(Entries from a dataset of interfaces)
╔══
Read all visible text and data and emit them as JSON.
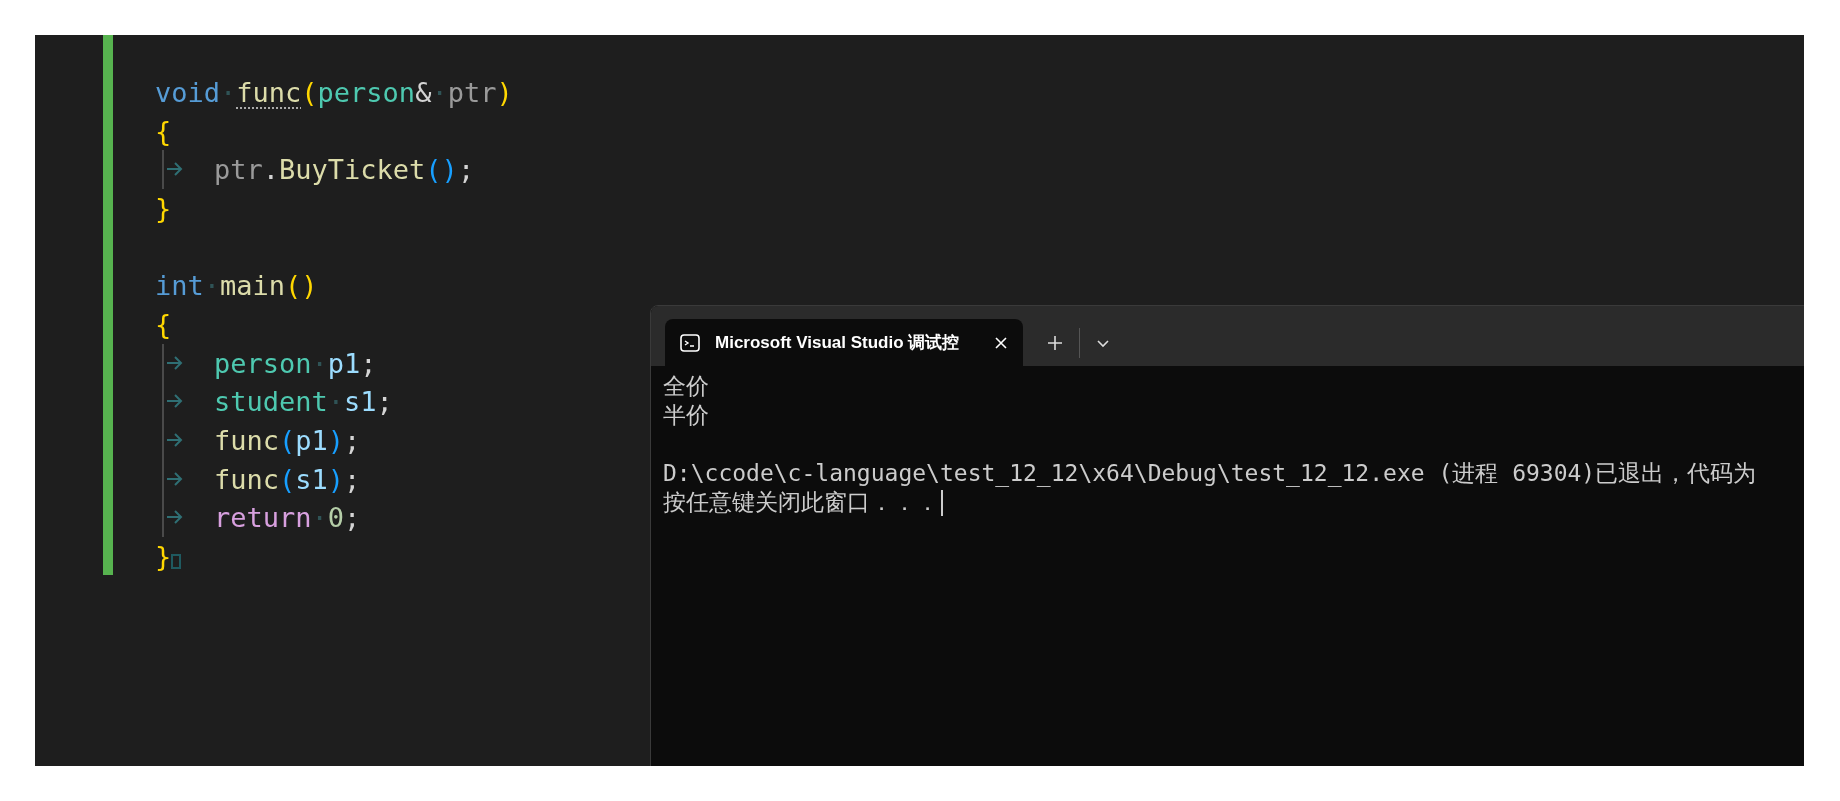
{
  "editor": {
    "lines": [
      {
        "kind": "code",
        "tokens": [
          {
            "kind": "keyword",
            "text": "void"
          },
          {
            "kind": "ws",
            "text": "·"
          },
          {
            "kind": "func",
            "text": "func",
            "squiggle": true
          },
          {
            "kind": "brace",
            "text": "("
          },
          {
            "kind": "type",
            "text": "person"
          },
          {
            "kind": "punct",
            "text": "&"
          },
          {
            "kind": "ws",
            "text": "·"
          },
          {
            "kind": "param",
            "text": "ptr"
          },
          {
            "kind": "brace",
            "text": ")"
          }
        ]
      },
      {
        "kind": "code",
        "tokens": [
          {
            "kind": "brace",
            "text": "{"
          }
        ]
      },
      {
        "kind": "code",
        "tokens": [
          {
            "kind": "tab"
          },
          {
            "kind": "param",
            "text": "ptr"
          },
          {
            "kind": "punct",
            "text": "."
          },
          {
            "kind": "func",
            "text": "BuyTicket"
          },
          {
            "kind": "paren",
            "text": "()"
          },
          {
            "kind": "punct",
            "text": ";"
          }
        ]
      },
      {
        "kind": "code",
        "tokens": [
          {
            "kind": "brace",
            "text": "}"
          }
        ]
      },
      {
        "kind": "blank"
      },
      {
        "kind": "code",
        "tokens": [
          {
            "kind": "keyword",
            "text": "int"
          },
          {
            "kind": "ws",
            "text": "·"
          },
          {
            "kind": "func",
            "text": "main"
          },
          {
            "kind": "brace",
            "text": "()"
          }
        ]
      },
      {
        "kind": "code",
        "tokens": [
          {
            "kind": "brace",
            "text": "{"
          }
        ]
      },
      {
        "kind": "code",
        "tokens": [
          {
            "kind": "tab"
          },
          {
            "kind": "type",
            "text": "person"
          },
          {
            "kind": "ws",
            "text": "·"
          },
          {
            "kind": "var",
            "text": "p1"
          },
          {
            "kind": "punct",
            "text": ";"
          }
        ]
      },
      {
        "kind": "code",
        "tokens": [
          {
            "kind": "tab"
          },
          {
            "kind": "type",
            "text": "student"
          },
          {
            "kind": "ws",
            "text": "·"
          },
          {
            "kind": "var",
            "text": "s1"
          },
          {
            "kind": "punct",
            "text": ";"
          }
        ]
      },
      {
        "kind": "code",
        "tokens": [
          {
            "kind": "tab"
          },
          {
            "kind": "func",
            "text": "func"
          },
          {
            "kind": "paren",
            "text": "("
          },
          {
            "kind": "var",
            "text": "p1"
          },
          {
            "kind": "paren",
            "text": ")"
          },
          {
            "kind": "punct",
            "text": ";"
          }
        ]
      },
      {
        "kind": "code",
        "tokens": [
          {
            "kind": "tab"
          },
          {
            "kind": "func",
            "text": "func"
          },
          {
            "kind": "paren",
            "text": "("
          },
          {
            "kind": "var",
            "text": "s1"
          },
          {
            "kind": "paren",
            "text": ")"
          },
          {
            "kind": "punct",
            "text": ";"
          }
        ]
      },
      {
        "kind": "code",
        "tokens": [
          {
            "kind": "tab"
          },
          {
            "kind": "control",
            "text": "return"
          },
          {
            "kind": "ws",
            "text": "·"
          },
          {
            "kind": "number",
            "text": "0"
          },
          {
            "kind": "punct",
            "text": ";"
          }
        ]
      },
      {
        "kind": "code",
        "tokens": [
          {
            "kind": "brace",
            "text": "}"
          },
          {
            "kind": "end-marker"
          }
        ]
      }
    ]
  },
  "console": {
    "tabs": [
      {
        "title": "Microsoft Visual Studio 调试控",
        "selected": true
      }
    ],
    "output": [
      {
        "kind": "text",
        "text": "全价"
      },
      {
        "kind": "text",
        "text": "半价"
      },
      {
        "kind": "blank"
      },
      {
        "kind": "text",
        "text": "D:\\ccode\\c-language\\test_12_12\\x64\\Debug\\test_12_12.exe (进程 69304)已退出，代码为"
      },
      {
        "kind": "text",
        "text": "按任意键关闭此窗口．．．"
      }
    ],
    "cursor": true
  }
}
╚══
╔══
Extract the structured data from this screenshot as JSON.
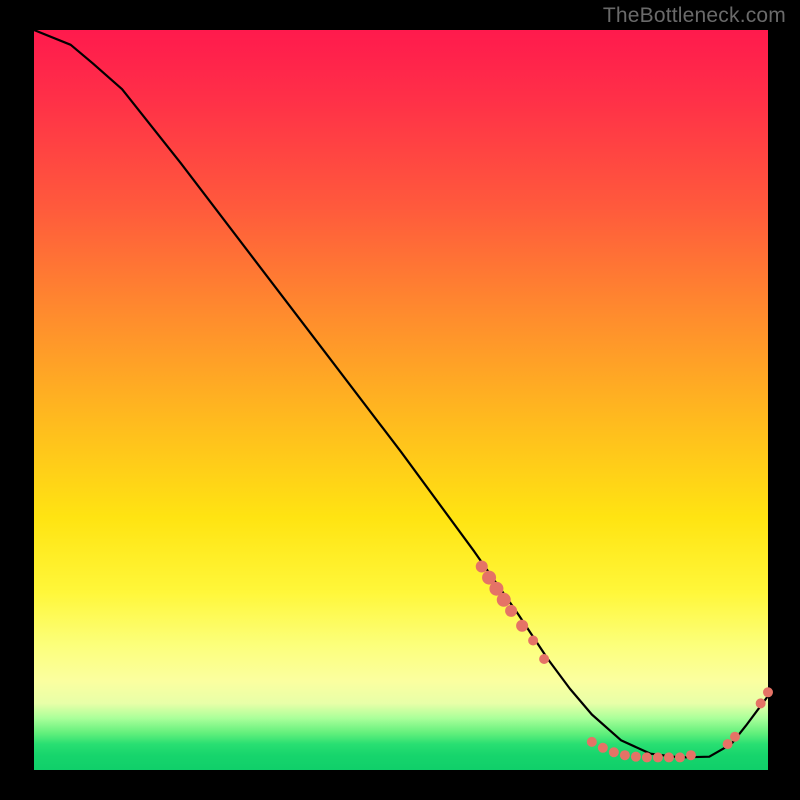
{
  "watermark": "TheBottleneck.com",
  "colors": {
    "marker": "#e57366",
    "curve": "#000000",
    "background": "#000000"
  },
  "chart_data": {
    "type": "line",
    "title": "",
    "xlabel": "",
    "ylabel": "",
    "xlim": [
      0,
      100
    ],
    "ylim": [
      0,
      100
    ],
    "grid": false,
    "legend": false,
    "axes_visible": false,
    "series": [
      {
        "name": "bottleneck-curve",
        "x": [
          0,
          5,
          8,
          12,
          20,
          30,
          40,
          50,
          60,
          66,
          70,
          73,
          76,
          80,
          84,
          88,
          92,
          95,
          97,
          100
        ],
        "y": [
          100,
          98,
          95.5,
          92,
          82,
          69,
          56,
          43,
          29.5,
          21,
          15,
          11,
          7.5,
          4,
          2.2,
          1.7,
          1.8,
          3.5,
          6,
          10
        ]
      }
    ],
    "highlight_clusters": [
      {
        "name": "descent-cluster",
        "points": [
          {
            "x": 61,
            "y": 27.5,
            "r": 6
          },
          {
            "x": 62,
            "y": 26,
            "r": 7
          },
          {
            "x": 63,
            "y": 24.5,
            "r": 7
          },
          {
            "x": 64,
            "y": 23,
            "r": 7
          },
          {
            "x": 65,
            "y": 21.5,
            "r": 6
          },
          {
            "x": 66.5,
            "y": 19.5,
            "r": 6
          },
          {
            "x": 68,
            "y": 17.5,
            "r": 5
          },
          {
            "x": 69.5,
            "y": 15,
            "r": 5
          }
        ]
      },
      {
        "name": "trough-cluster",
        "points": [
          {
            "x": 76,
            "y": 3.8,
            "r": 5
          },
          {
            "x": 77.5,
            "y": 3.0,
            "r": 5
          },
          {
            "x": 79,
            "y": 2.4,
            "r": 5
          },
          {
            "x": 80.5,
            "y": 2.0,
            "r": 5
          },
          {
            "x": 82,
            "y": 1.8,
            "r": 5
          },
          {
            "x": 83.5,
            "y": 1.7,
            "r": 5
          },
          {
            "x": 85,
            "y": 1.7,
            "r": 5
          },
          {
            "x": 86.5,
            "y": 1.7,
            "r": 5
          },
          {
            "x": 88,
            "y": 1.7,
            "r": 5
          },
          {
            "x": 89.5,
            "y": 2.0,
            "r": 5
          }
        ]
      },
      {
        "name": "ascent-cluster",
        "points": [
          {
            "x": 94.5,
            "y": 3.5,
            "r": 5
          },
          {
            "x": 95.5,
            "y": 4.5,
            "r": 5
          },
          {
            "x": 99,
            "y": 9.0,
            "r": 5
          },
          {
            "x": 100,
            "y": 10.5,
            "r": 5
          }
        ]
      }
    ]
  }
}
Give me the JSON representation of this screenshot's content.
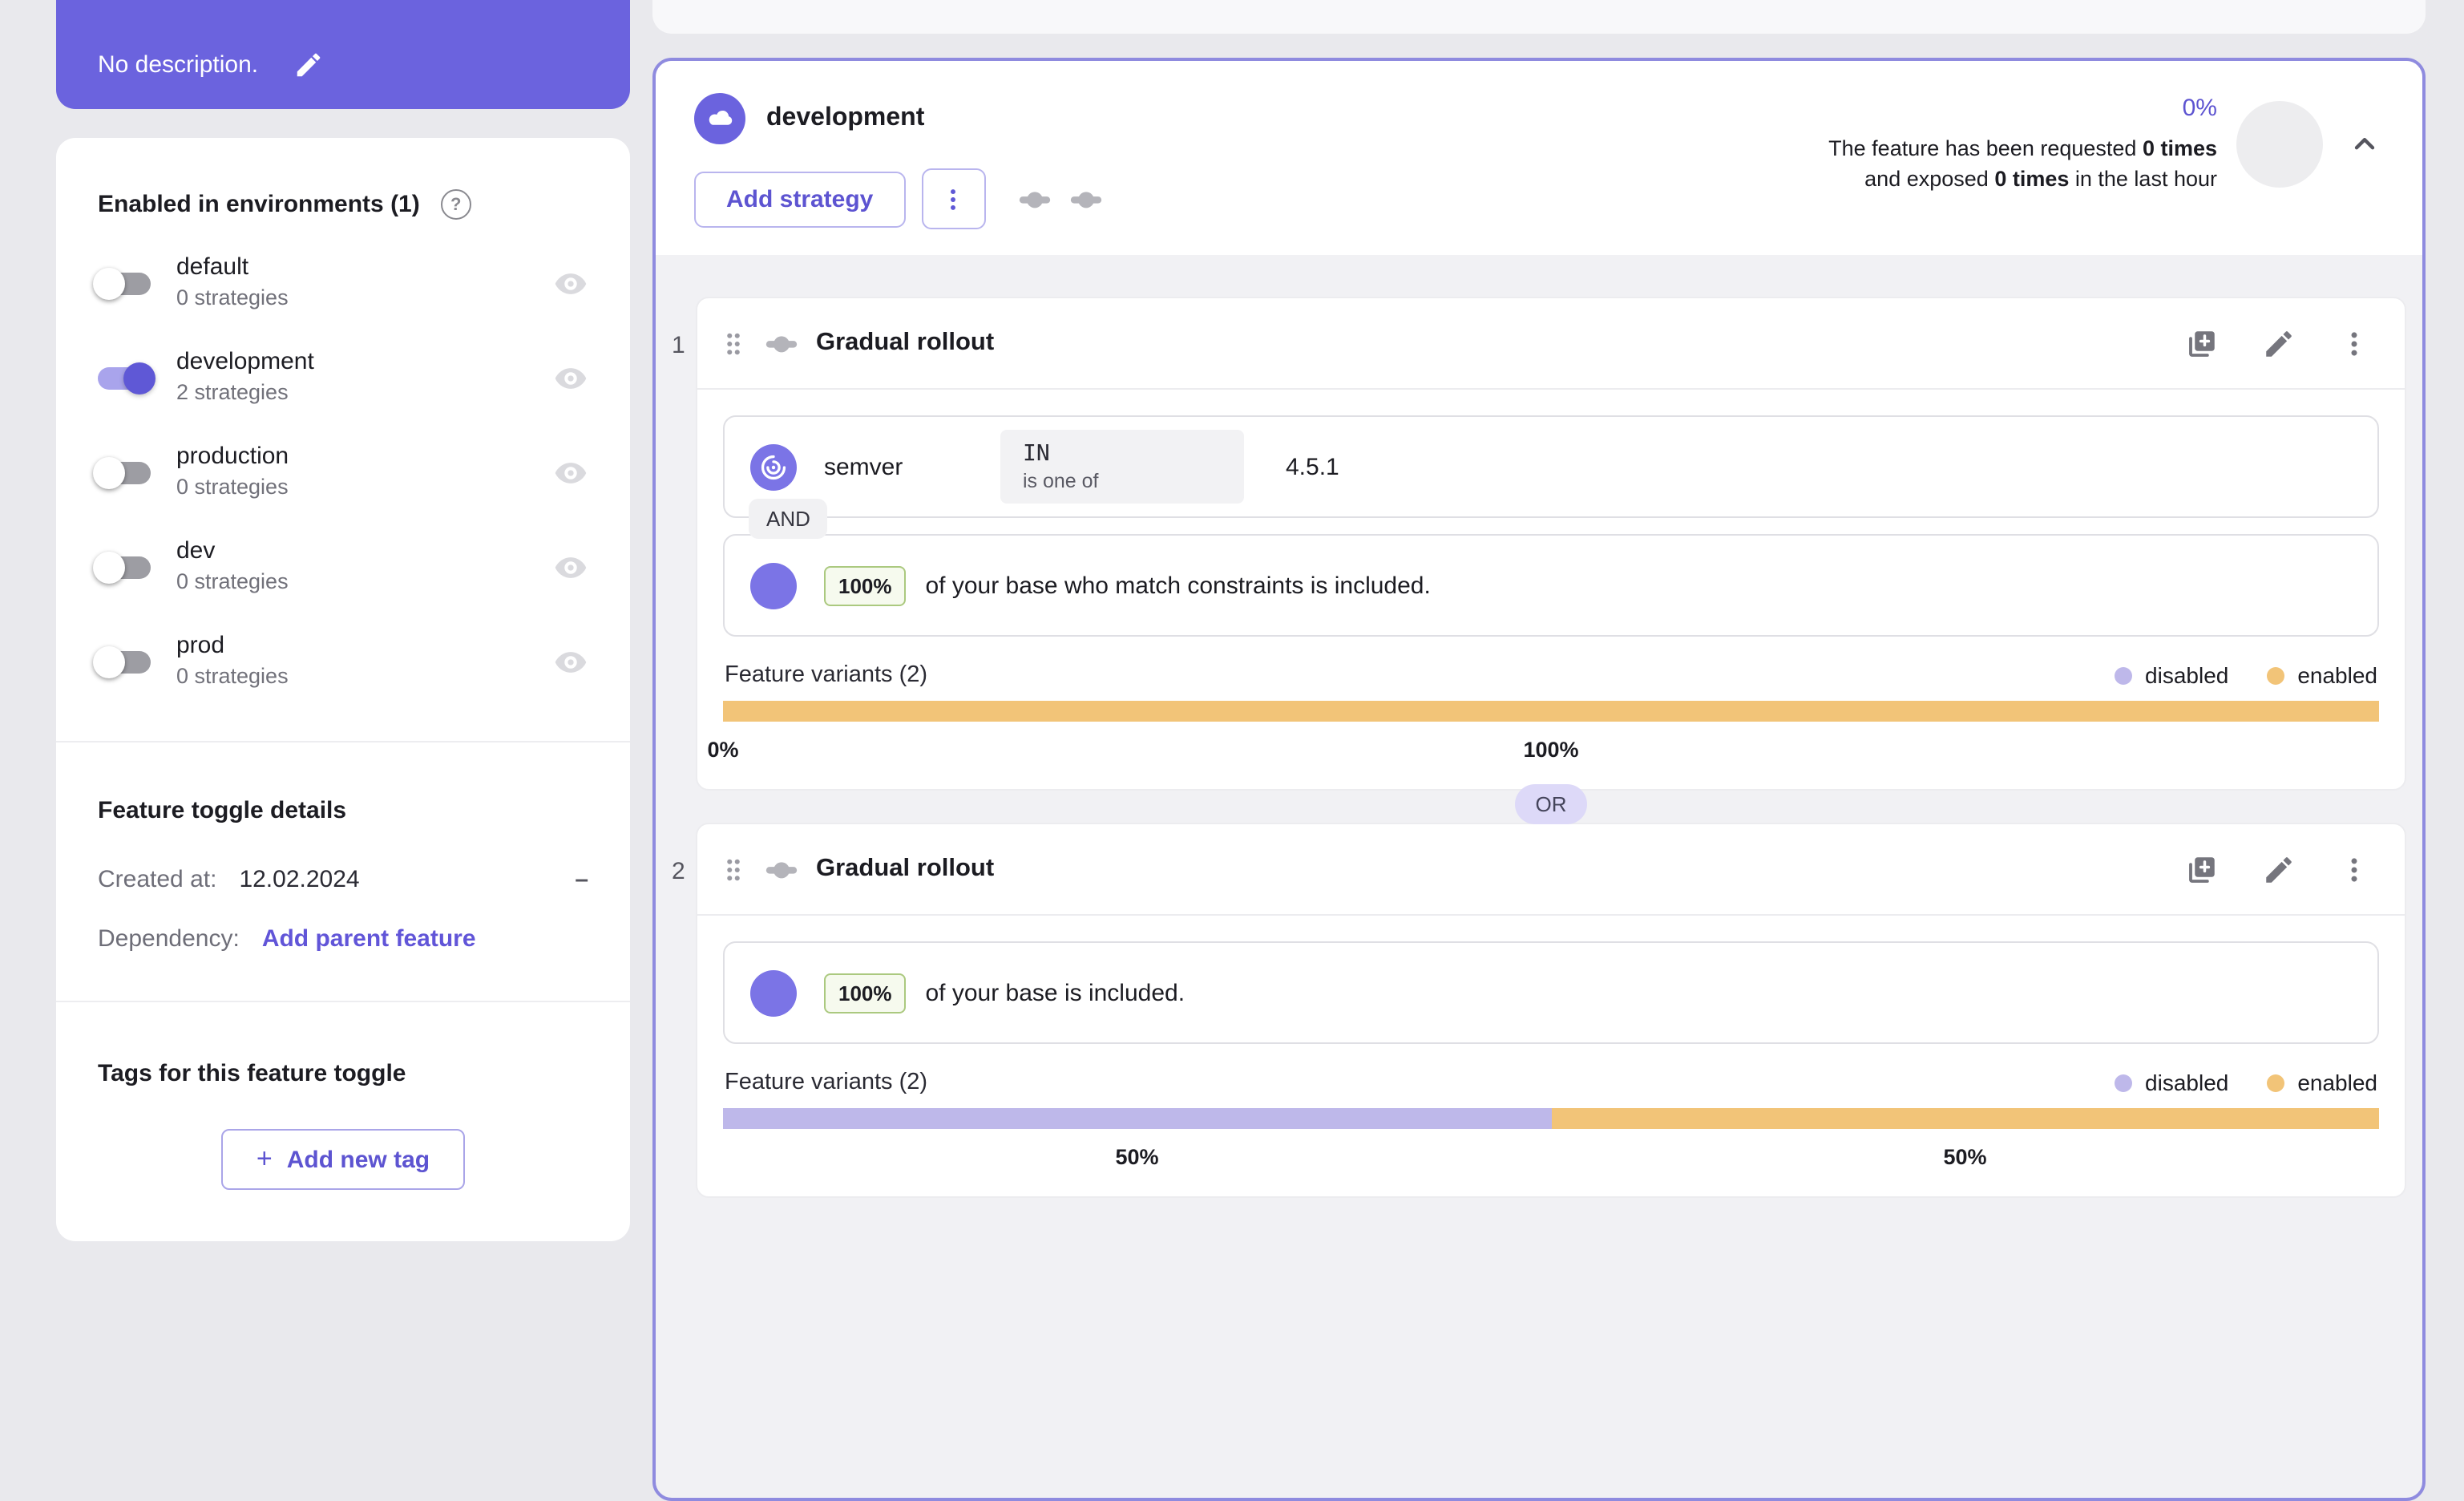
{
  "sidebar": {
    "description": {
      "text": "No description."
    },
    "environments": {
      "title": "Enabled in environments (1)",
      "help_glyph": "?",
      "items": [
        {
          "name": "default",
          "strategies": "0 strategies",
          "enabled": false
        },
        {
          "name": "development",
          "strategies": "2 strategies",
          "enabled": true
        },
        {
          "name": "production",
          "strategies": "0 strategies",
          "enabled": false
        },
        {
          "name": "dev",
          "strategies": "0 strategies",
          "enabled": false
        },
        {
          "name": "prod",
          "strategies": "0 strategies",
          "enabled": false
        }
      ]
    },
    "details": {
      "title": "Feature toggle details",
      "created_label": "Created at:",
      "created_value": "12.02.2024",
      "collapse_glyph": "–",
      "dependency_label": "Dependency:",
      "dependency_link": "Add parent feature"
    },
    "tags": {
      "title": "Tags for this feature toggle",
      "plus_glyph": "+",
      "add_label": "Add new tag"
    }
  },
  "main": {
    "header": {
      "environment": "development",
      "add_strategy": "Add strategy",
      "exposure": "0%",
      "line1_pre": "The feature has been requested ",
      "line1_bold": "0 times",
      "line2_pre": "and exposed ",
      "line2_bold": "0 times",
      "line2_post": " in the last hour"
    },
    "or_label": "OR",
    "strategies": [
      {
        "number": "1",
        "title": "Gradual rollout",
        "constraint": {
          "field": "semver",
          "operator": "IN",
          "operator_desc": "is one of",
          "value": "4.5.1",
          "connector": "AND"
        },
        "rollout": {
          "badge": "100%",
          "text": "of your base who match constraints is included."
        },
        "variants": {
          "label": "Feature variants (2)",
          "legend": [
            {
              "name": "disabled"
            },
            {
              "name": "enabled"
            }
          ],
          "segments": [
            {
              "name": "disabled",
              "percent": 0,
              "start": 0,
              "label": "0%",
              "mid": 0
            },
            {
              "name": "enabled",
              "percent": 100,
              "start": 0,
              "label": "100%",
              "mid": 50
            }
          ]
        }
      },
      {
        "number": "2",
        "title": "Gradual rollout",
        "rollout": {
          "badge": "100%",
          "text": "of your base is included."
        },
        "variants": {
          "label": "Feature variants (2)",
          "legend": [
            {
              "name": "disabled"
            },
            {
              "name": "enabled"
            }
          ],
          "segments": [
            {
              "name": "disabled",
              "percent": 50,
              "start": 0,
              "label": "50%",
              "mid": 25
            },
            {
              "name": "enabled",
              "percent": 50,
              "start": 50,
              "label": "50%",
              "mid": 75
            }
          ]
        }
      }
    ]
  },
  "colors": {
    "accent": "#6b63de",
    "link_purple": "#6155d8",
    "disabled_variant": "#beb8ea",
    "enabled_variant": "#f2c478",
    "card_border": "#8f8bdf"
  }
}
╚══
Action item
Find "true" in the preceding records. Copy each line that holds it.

Task solution
            "squiggle": true
        "selected": true
    "cursor": true
          "enabled": true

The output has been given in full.